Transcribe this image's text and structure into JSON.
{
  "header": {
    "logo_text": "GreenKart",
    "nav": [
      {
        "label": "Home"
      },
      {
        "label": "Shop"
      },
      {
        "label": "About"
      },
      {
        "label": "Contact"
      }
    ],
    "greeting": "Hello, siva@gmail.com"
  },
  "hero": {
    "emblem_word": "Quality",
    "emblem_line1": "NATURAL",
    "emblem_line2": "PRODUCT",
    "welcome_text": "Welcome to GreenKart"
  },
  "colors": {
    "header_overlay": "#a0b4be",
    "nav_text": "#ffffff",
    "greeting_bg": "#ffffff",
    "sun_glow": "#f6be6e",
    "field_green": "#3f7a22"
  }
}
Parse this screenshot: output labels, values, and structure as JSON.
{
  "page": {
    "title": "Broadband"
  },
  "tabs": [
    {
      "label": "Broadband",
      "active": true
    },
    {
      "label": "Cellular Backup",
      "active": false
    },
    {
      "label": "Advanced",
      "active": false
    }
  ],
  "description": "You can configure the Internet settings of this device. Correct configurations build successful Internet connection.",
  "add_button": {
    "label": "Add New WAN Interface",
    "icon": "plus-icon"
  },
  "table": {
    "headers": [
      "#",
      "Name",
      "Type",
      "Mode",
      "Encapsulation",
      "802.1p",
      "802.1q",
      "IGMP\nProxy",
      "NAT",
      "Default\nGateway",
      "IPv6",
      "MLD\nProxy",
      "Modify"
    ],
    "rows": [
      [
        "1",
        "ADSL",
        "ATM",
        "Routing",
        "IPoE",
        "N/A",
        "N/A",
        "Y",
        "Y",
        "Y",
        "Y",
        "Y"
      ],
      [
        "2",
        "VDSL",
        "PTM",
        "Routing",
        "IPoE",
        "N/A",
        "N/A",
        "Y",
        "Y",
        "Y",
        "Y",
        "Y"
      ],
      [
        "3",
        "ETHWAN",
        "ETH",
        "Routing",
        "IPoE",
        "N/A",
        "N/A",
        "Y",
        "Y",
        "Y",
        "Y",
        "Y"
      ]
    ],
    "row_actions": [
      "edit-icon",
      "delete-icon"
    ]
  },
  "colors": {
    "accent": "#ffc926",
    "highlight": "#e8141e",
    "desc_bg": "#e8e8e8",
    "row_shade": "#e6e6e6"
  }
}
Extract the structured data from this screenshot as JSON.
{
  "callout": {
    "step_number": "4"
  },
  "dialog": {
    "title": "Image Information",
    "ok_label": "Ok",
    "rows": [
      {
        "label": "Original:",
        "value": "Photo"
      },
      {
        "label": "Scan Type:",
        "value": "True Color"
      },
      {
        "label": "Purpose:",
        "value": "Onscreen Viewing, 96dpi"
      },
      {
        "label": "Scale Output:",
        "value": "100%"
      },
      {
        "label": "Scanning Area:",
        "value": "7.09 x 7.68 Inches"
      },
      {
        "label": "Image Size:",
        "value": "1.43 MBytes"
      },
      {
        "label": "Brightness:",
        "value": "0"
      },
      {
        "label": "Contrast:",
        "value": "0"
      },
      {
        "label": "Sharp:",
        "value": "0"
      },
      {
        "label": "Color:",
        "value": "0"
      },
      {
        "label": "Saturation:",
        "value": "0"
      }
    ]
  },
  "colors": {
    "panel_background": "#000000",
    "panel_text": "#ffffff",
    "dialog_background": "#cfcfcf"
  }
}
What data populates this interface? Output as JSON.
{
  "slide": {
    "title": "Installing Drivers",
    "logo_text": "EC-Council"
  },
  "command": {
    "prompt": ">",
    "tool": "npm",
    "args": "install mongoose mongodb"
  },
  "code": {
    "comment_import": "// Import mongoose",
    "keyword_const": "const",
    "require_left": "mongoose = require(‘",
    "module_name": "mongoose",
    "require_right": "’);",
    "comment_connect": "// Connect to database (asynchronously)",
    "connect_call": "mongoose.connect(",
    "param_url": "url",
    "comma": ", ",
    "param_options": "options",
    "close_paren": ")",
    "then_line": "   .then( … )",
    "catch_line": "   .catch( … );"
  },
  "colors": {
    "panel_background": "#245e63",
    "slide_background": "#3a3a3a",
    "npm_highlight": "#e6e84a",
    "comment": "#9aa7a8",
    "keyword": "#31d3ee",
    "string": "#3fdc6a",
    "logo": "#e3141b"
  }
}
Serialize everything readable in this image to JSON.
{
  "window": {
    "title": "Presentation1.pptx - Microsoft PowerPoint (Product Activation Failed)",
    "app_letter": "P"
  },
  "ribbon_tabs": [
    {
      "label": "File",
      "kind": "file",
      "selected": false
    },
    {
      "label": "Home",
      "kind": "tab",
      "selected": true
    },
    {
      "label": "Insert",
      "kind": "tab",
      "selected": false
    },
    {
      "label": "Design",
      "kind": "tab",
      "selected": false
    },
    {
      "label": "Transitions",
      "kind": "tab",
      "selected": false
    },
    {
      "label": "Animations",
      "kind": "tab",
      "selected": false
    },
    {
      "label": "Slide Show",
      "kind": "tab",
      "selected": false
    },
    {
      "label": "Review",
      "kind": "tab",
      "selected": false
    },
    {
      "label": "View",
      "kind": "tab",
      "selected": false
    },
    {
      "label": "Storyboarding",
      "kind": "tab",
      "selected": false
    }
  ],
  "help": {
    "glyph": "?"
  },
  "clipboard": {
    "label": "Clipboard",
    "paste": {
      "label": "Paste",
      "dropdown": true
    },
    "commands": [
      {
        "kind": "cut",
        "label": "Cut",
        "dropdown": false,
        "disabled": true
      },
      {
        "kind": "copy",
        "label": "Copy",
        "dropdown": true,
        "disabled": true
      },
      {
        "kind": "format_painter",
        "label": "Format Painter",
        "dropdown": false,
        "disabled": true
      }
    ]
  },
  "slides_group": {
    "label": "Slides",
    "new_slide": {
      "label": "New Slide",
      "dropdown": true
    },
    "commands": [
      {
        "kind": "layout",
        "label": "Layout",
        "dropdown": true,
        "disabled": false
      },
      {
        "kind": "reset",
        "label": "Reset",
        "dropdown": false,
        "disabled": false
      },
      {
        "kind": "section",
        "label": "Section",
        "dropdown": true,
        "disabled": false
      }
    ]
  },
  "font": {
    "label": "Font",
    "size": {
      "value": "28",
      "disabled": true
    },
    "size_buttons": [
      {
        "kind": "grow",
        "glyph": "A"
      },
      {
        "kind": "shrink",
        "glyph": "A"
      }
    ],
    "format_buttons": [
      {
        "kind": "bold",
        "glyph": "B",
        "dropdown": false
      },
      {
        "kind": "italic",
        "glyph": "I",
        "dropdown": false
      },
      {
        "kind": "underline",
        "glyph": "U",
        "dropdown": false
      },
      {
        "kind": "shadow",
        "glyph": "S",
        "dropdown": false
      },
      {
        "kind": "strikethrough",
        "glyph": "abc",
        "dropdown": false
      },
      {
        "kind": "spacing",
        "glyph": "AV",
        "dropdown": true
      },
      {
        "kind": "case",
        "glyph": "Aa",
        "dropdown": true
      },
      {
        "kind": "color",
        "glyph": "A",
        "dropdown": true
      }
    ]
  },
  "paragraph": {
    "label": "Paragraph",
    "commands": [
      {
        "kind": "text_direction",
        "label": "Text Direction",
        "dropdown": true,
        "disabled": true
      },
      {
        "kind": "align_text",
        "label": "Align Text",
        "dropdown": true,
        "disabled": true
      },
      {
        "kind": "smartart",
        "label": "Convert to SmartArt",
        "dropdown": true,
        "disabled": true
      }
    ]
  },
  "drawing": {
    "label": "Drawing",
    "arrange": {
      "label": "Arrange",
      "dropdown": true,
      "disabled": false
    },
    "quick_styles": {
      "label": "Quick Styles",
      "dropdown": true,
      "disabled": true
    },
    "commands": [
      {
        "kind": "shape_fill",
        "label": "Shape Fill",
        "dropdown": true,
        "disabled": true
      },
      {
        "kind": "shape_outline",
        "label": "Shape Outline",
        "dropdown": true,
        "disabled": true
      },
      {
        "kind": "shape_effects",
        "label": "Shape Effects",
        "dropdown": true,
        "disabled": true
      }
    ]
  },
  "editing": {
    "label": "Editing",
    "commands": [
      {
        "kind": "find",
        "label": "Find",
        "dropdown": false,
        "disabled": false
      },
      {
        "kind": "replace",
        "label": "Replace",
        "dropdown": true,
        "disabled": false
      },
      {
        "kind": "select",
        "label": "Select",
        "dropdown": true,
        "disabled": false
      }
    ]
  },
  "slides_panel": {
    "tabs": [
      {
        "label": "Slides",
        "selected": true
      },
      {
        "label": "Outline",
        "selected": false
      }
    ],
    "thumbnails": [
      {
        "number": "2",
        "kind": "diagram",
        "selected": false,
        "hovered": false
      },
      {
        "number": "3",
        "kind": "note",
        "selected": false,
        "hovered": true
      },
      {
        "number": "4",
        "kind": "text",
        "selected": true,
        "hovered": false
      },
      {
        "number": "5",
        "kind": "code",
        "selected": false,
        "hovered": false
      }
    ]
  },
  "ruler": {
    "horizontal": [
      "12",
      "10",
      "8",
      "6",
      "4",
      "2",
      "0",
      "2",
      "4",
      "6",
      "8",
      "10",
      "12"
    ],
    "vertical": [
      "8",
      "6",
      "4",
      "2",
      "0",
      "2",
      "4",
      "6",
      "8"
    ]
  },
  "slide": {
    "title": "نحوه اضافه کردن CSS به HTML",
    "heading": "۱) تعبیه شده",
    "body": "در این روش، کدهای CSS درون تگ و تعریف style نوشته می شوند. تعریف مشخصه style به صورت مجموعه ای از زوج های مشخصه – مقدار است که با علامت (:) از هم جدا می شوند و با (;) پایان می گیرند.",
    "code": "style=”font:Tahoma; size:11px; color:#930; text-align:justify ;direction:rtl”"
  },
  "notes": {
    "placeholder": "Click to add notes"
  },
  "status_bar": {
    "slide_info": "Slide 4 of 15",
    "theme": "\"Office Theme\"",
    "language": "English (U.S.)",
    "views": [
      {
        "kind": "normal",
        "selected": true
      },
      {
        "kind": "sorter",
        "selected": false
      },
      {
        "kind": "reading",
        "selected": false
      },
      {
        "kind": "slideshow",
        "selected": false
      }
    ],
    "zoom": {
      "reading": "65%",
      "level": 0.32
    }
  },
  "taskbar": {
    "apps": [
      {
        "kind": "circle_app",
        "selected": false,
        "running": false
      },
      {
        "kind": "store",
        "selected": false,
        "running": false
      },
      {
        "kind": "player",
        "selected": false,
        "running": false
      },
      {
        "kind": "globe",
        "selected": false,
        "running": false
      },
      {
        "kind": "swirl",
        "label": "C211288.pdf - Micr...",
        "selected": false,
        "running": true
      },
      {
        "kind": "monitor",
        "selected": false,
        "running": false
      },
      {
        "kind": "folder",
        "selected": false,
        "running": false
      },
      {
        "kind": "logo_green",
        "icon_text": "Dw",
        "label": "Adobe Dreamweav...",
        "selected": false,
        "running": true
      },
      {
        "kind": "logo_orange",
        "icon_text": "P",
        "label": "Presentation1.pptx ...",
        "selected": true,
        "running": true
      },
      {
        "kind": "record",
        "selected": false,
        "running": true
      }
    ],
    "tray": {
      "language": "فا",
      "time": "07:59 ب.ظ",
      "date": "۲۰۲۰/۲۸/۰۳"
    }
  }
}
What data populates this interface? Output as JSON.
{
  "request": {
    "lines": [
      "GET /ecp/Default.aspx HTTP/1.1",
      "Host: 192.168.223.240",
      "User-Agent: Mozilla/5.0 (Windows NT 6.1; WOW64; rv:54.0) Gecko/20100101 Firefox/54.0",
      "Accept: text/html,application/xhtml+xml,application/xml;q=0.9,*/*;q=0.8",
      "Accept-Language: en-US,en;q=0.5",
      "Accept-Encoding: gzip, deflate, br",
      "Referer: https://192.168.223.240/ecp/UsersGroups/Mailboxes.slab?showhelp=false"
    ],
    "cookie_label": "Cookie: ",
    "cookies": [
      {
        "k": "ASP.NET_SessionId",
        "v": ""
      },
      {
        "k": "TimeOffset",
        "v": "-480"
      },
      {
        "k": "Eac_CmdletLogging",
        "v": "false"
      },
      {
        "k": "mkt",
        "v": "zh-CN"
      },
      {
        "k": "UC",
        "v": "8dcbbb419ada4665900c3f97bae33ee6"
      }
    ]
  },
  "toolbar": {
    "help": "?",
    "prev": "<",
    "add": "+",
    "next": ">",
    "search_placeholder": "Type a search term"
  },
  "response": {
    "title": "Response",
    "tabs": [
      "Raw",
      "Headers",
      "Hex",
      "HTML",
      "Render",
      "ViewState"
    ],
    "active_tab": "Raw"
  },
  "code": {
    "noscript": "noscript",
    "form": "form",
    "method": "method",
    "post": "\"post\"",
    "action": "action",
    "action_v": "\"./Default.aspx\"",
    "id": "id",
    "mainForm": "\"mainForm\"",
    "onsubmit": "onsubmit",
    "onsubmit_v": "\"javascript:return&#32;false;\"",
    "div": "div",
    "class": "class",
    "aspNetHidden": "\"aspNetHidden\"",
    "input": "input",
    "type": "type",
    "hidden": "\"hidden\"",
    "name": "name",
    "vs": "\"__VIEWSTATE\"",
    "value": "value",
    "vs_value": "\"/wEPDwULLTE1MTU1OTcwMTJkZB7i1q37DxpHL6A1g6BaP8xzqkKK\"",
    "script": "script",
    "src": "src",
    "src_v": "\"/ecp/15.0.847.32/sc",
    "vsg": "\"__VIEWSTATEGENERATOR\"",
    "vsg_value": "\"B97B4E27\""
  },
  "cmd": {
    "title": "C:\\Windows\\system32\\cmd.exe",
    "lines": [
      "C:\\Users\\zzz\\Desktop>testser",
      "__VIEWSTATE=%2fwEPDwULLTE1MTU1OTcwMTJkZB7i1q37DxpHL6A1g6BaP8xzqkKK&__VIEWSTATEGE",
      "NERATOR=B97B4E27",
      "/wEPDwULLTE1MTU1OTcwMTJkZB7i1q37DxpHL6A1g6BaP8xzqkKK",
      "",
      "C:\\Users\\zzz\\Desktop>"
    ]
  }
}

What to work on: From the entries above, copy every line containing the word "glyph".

Expected answer:
    "glyph": "?"
        "glyph": "A"
        "glyph": "A"
        "glyph": "B",
        "glyph": "I",
        "glyph": "U",
        "glyph": "S",
        "glyph": "abc",
        "glyph": "AV",
        "glyph": "Aa",
        "glyph": "A",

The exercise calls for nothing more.